Norfolk Wildlife Trust is the county’s leading conservation charity, protecting wildlife on more than 50 nature reserves and protected sites. Five of its nature reserves have visitor centres:
Norfolk Wildlife Trust
Perched on the north Norfolk coast, Cley Marshes has a well-deserved reputation as one of the UK’s best birdwatching sites. The pools and scrapes, easily accessed via a boardwalk and hides, attract water birds in their thousands throughout the year. The award-winning visitor centre has a shop and café that enjoys one of the best views in Norfolk. The new Simon Aspinall Wildlife Education Centre funded by the Heritage Lottery Fund has a packed programme of exciting events, walks, exhibitions and taster activities.
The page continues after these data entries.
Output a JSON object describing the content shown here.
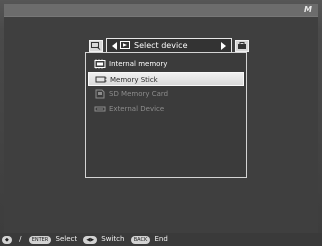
{
  "header": {
    "brand_mark": "M"
  },
  "dialog": {
    "title": "Select device",
    "items": [
      {
        "label": "Internal memory",
        "state": "enabled",
        "icon": "internal-memory-icon"
      },
      {
        "label": "Memory Stick",
        "state": "selected",
        "icon": "memory-stick-icon"
      },
      {
        "label": "SD Memory Card",
        "state": "disabled",
        "icon": "sd-card-icon"
      },
      {
        "label": "External Device",
        "state": "disabled",
        "icon": "external-device-icon"
      }
    ]
  },
  "footer": {
    "slash": "/",
    "enter_key": "ENTER",
    "select_label": "Select",
    "switch_label": "Switch",
    "back_key": "BACK",
    "end_label": "End"
  },
  "colors": {
    "background": "#3f3f3f",
    "panel_border": "#d4d4d4",
    "selected_bg": "#e5e5e5",
    "text_enabled": "#ffffff",
    "text_disabled": "#8c8c8c",
    "text_selected": "#2d2d2d"
  }
}
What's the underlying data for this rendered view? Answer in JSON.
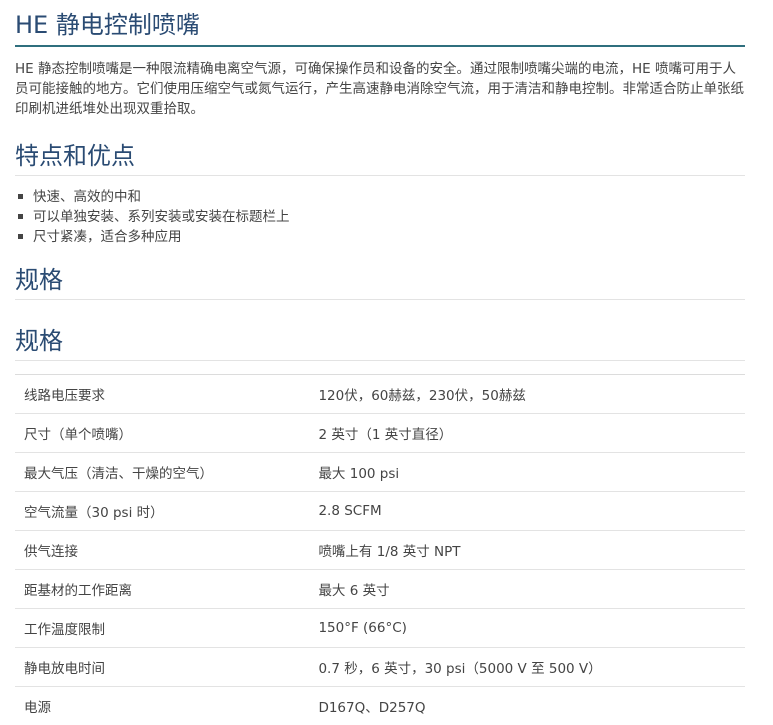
{
  "title": "HE 静电控制喷嘴",
  "intro": "HE 静态控制喷嘴是一种限流精确电离空气源，可确保操作员和设备的安全。通过限制喷嘴尖端的电流，HE 喷嘴可用于人员可能接触的地方。它们使用压缩空气或氮气运行，产生高速静电消除空气流，用于清洁和静电控制。非常适合防止单张纸印刷机进纸堆处出现双重拾取。",
  "features": {
    "heading": "特点和优点",
    "items": [
      "快速、高效的中和",
      "可以单独安装、系列安装或安装在标题栏上",
      "尺寸紧凑，适合多种应用"
    ]
  },
  "specs_heading_1": "规格",
  "specs_heading_2": "规格",
  "specs": [
    {
      "label": "线路电压要求",
      "value": "120伏，60赫兹，230伏，50赫兹"
    },
    {
      "label": "尺寸（单个喷嘴）",
      "value": "2 英寸（1 英寸直径）"
    },
    {
      "label": "最大气压（清洁、干燥的空气）",
      "value": "最大 100 psi"
    },
    {
      "label": "空气流量（30 psi 时）",
      "value": "2.8 SCFM"
    },
    {
      "label": "供气连接",
      "value": "喷嘴上有 1/8 英寸 NPT"
    },
    {
      "label": "距基材的工作距离",
      "value": "最大 6 英寸"
    },
    {
      "label": "工作温度限制",
      "value": "150°F (66°C)"
    },
    {
      "label": "静电放电时间",
      "value": "0.7 秒，6 英寸，30 psi（5000 V 至 500 V）"
    },
    {
      "label": "电源",
      "value": "D167Q、D257Q"
    }
  ]
}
A spectacular variety of plants and animals is on offer at Hickling, the largest Norfolk Broad. There are gentle walks under wide skies for the casual visitor or chances for wildlife lovers to see rare species including swallowtail butterflies, bitterns, cranes and marsh harriers. The Water Trail takes you by boat through the quiet backwaters to the Tree Tower, with its breathtaking views of the Broad.
Ranworth is a great place to experience the wildlife of the Broads. A boardwalk trail leads through woodland and reedbed to the floating visitor centre, with all new interactive activities. Watch the antics of the wildfowl on the water, spot the sunken wherries around the Broad’s edge, and if you’re lucky maybe even an otter! Guided wildlife boat trips are available from early spring throughout the summer. There is a ferry service from the Staithe to the Broads Wildlife Centre.
With their haunting calls and almost prehistoric looks, it’s no surprise that stone curlews are Weeting Heath’s most popular attraction – though the rabbits that help to keep the turf short for these rare birds are also highly entertaining. Other birds to look out for on this wonderful Breckland heath include woodlark and green woodpecker. Three hides provide fantastic views across the heath and woodland area. Trails also lead off into the nearby forest.
One of the North Norfolk coast’s most attractive landscapes with its mixture of sand dunes and marshes. Its location on the corner of The Wash makes it a prime site for migrating birds. Over 320 different bird species have been seen at this beautiful National Nature Reserve. The dunes and wildlife are very susceptible to erosion and disturbance, so please follow all on-site access instructions. During busy periods in the summer, visitor numbers may be restricted. New cafe now open!